“It’s been one of the biggest frustrations is that we’ve had an influx of revenue from the sale of PRO14, and coming in from the Six Nations sale, so we would have been in an incredibly strong position. We’d have been able to do an awful lot of things we’ve always wanted to do quicker, things like the women’s game, like better facilities for our leading clubs across the piece, regional training environments, a match officials strategy, and a real focus on volunteers. We would have been in a fantatsic position, but we had to stop everything for 15 months and concentrate on our national and pro teams, because that’s where our money’s made. It was fortunate that the hiatus stopped the domestic game because I’m not sure how we’d have been able to service the domestic programme as well as the pro and international programme.
“We’re two and a half years behind where we want to be, ideally. We have to do a lot of things quicker to play catch-up. We need our overall turnover to be back where it was as quick as we possibly can and go beyond that number, and we need to restart rugby safely and sustainably.”
9. The Lions match at Murrayfield on Saturday seemed to be a bit of a shambles with the bars running out of beer before half-time?
“As far as we are concerned, this was our first Covid protocolled event at BTM and there were some issues around consumption of alcohol, we know that, but we took a decision based on health. We had an unprecedented demand for alcohol consumption and the estate had been differently configured for this game. Effectively, we had the opportunity to go back and restock the bars which would have created more problems for traffic round the estate and we decided not to compromise the social distancing protocols we had in place so we decided not to put alcohol for sale after half-time. We took a conscious decision and our focus was on health rather than hospitality.
“I spoke to Ben Calveley [Managing Director of the Lions] this morning.
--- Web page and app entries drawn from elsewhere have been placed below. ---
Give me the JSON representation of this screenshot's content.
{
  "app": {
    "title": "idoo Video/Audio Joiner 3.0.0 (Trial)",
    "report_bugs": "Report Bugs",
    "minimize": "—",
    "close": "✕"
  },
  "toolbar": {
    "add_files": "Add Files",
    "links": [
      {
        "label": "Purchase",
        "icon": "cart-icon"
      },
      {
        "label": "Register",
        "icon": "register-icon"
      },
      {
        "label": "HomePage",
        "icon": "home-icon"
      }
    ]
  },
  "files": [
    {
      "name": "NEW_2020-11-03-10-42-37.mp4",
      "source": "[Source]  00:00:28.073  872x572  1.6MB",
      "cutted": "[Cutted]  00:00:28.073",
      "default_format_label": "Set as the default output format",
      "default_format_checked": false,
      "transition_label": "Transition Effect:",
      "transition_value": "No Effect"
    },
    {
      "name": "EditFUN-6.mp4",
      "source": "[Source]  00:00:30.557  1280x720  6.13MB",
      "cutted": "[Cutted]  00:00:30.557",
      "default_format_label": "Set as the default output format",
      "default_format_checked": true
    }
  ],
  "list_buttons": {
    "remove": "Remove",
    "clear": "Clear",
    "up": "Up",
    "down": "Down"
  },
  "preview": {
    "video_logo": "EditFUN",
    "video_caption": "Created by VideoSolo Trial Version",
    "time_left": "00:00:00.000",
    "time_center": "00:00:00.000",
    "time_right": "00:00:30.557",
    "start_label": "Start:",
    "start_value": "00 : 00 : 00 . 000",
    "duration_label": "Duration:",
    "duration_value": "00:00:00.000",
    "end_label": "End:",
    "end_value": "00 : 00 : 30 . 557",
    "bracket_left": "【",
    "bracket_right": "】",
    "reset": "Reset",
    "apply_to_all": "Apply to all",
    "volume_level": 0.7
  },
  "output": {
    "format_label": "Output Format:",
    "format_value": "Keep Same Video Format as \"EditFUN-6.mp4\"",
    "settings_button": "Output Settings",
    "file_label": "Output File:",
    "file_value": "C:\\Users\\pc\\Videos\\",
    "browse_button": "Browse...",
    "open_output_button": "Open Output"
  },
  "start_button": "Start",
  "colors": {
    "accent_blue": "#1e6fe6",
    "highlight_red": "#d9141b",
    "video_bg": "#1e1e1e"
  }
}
He said the feedback they had from fans, sponsors and broadcasters was incredibly good and they had no issue at all with what happened on Saturday. They were very pleased with the event.”
10. Is Murrayfield still fit for purpose as a top level sports venue?
“Ever since I arrived here [in 2011] we’ve had plans to upgrade Murrayfield when we’ve had the money. With a stadium of this size a few million pounds is like a flea bite, it doesn’t go that far. What we’ve had to do is use our money smartly and upgrade parts of the stadium which we could afford. We all know the infrastructure of the stadium has to be worked on. We haven’t touched any of the money from the Six Nations-CVC deal, haven’t worked on the strategy because we were leaving that money aside for generational or legacy projects. That could be Murrayfield.
“I was talking last week to the government about the redevelopment of the stadium and we should be looking with the government to upgrade the infrastructure as extensively as we can over the next five years. But we’ll have to have partners in that, we’ll have to do it in conjunction with government because it’s such a colossal capital item. The stadium was [redone] in 1994, our competitors have venues much younger than that, what we need to do is bring that up to speed. We now could be in position to contribute towards something that could be done.
“The cost of refurbishing a stadium and the costs of rebuilding and buying land are unbelievably different. You’re much better refurbishing a stadium if you can. We’ve got a prime piece of iconic, historic real estate – everyone knows where we are. Unless someone offers to build us a brand new stadium on the M8 … please put me in touch with them.”